Source: Best Health magazine, January/February 2015
Ghandi said, ‘You must be the change you want to see in the world.’ January seems like a natural time to heed these words of inspiration. Everywhere we look, there are articles and advertisements prompting us to get healthier. Yet, data shows many of us fail just weeks into our new routines. Often, it’s because we make one rigid resolution that’s too big to manage. My suggestion? Take on a few, smaller resolutions that you can easily work into your life. By targeting the main pillars of health (sleep, diet, exercise and stress management), you can be successful and enjoy a path to lasting wellness.
While feeling rested and getting enough hours is great, sleep is also about rejuvenation and healing. Overall, we all need about seven to eight hours, but adequate stage four sleep (the phase in which our bodies heal and rejuvenate) and a consistent wake time are also vital. Studies show that shifting your wake time by 90 minutes or more reduces energy and increases body fat independent of diet and exercise. Get to bed close to the same hour each night and, more importantly, get up around the same time each day. I recommend trying melatonin. Taken 30 minutes before bed, it promotes stage four sleep and resets your sleep cycle, getting you back into a healthy routine.

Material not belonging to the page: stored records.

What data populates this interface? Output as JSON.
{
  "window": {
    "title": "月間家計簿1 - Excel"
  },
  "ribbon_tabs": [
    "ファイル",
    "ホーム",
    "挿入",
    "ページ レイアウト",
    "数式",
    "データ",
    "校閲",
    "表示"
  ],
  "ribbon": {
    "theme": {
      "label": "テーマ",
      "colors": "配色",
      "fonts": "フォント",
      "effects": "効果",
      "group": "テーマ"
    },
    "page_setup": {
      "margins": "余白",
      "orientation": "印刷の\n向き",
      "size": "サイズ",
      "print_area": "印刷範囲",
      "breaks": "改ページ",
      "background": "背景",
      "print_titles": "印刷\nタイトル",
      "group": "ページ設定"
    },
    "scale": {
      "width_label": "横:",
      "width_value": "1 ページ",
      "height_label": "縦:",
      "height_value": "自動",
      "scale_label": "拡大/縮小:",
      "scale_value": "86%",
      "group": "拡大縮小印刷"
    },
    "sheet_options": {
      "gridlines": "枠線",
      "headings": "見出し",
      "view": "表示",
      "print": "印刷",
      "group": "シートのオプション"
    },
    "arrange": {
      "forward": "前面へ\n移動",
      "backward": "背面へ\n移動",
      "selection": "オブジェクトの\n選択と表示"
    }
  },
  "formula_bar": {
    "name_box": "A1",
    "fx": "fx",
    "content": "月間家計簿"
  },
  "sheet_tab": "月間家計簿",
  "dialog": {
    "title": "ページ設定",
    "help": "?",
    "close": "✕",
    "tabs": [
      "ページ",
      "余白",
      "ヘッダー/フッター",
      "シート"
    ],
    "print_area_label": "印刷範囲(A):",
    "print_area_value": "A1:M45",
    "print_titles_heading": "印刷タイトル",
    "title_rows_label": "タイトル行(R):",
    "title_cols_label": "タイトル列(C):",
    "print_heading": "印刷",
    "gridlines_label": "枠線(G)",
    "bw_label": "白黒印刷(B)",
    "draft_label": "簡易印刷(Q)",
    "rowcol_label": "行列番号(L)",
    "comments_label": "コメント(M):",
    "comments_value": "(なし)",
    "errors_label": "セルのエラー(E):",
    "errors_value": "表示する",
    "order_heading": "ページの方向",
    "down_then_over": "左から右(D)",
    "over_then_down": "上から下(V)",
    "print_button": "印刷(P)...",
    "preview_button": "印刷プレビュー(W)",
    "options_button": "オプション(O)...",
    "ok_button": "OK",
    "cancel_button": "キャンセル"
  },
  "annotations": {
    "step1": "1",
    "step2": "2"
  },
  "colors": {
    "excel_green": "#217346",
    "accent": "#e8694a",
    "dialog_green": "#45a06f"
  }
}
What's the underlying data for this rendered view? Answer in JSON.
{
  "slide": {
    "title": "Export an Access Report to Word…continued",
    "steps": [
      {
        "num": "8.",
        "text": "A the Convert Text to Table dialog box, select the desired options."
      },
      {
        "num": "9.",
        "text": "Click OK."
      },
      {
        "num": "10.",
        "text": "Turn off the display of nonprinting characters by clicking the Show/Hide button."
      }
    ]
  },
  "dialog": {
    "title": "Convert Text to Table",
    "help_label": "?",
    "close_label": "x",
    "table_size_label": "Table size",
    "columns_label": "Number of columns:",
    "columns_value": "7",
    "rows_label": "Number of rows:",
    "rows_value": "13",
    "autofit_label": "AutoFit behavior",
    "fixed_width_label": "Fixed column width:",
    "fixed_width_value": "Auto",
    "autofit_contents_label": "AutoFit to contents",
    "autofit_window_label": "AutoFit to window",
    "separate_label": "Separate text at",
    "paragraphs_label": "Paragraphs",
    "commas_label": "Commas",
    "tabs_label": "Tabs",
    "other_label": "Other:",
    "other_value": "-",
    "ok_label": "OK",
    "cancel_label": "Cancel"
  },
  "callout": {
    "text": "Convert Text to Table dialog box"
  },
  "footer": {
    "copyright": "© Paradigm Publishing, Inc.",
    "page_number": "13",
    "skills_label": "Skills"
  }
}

After a month of holiday treats and sweets, everyone could use a sustainable nutrient makeover. Eating well takes a little time and forethought, so start by planning three to five days of menu ideas and cook more than one meal at a time. Make sure you get the right ratio of nutrients on your plate, with protein every meal and greens every day. Commit to removing one poor food choice from your diet such as sugary desserts. Or vice versa: Add in one nutrient-rich food, such as lemon, artichokes, and kale, which stimulates the production of liver enzymes to help naturally detoxify the body. We don’t need to be perfect every day, but we need good basics in our diet to create a healthy body.
It’s not just about weight loss; it’s about increasing muscle strength, improving circulation and feeling good. You don’t need to train like an Olympian; just play like one. Choose an activity that you enjoy ‘ otherwise it will become one more task in your day. It could be dancing, bowling, going for a walk or organizing a game of hockey or soccer ‘ just get moving. Ideally, exercise should be a regular part of your routine, but if not, start small, and increase your activity with each passing month.
December is the most stressful time of the year, and January is when we feel most of the effects from the rise in cortisol, our stress hormone. Cortisol not only increases weight gain independent of what we eat but also impairs stage four sleep, reduces our immunity by up to 56 percent and adversely affects digestion.
Take on less, learn to say ‘no’ and implement some stress-reducing techniques, such as deep breathing, massage therapy, watching a funny movie and laughing. I recommend trying a supplement with lactium ‘ a lactose-free milk peptide that immediately limits excess release of damaging cortisol and calms the body without making you sleepy. One to try: Douglas Labs Sereniten Plus. Also, add magnesium to help reset the GABA receptors in the brain and decrease stress hormone production. This is important because GABA is a calming chemical messenger but it must bind to the receptor to exert its effect. Stress, low magnesium and other variables can inflame the receptor, and interfere with stress reduction.